### THE PROBLEM
Set the records down again, exactly, without their images.

Data about app and page elements

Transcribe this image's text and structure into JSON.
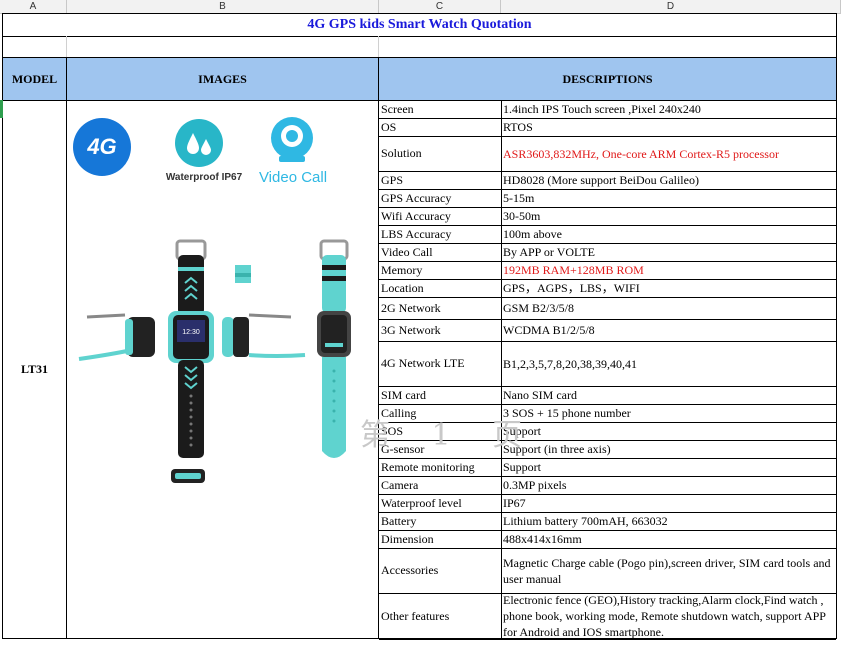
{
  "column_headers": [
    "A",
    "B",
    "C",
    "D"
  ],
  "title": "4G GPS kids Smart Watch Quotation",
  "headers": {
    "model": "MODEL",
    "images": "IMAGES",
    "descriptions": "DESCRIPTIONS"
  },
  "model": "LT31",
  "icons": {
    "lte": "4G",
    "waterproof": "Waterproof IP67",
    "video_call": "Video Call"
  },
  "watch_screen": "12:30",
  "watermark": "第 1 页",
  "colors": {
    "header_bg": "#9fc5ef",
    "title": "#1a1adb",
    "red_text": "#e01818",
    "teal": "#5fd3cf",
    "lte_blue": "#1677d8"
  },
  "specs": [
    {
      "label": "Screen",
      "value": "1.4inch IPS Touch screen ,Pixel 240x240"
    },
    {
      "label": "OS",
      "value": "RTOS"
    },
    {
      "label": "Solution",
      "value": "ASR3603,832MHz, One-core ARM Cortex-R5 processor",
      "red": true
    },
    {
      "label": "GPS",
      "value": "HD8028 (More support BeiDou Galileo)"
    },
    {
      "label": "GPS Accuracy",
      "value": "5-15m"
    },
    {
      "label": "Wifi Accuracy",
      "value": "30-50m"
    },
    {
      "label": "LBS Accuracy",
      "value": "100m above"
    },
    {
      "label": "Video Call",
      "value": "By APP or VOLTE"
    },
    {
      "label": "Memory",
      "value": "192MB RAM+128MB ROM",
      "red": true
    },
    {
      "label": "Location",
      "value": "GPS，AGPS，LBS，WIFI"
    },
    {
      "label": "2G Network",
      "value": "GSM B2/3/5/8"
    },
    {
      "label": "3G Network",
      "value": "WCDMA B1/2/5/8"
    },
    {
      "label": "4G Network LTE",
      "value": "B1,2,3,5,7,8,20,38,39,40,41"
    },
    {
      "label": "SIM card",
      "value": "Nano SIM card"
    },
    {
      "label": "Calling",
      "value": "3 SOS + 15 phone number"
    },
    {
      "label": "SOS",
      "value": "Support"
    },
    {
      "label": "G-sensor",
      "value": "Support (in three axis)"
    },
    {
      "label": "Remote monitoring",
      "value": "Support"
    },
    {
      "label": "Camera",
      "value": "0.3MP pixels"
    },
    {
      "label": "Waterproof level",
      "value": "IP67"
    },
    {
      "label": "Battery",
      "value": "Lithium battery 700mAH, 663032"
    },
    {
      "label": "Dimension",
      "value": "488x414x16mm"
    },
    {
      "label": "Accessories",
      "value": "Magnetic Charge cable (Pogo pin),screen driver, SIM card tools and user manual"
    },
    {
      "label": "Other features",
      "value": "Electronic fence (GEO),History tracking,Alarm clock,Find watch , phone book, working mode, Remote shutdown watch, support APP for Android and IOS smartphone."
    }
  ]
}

### RESPONSE TO THIS EXERCISE
Transcribe this image's text and structure into JSON.
{
  "column_headers": [
    "A",
    "B",
    "C",
    "D"
  ],
  "title": "4G GPS kids Smart Watch Quotation",
  "headers": {
    "model": "MODEL",
    "images": "IMAGES",
    "descriptions": "DESCRIPTIONS"
  },
  "model": "LT31",
  "icons": {
    "lte": "4G",
    "waterproof": "Waterproof IP67",
    "video_call": "Video Call"
  },
  "watch_screen": "12:30",
  "watermark": "第 1 页",
  "colors": {
    "header_bg": "#9fc5ef",
    "title": "#1a1adb",
    "red_text": "#e01818",
    "teal": "#5fd3cf",
    "lte_blue": "#1677d8"
  },
  "specs": [
    {
      "label": "Screen",
      "value": "1.4inch IPS Touch screen ,Pixel 240x240"
    },
    {
      "label": "OS",
      "value": "RTOS"
    },
    {
      "label": "Solution",
      "value": "ASR3603,832MHz, One-core ARM Cortex-R5 processor",
      "red": true
    },
    {
      "label": "GPS",
      "value": "HD8028 (More support BeiDou Galileo)"
    },
    {
      "label": "GPS Accuracy",
      "value": "5-15m"
    },
    {
      "label": "Wifi Accuracy",
      "value": "30-50m"
    },
    {
      "label": "LBS Accuracy",
      "value": "100m above"
    },
    {
      "label": "Video Call",
      "value": "By APP or VOLTE"
    },
    {
      "label": "Memory",
      "value": "192MB RAM+128MB ROM",
      "red": true
    },
    {
      "label": "Location",
      "value": "GPS，AGPS，LBS，WIFI"
    },
    {
      "label": "2G Network",
      "value": "GSM B2/3/5/8"
    },
    {
      "label": "3G Network",
      "value": "WCDMA B1/2/5/8"
    },
    {
      "label": "4G Network LTE",
      "value": "B1,2,3,5,7,8,20,38,39,40,41"
    },
    {
      "label": "SIM card",
      "value": "Nano SIM card"
    },
    {
      "label": "Calling",
      "value": "3 SOS + 15 phone number"
    },
    {
      "label": "SOS",
      "value": "Support"
    },
    {
      "label": "G-sensor",
      "value": "Support (in three axis)"
    },
    {
      "label": "Remote monitoring",
      "value": "Support"
    },
    {
      "label": "Camera",
      "value": "0.3MP pixels"
    },
    {
      "label": "Waterproof level",
      "value": "IP67"
    },
    {
      "label": "Battery",
      "value": "Lithium battery 700mAH, 663032"
    },
    {
      "label": "Dimension",
      "value": "488x414x16mm"
    },
    {
      "label": "Accessories",
      "value": "Magnetic Charge cable (Pogo pin),screen driver, SIM card tools and user manual"
    },
    {
      "label": "Other features",
      "value": "Electronic fence (GEO),History tracking,Alarm clock,Find watch , phone book, working mode, Remote shutdown watch, support APP for Android and IOS smartphone."
    }
  ]
}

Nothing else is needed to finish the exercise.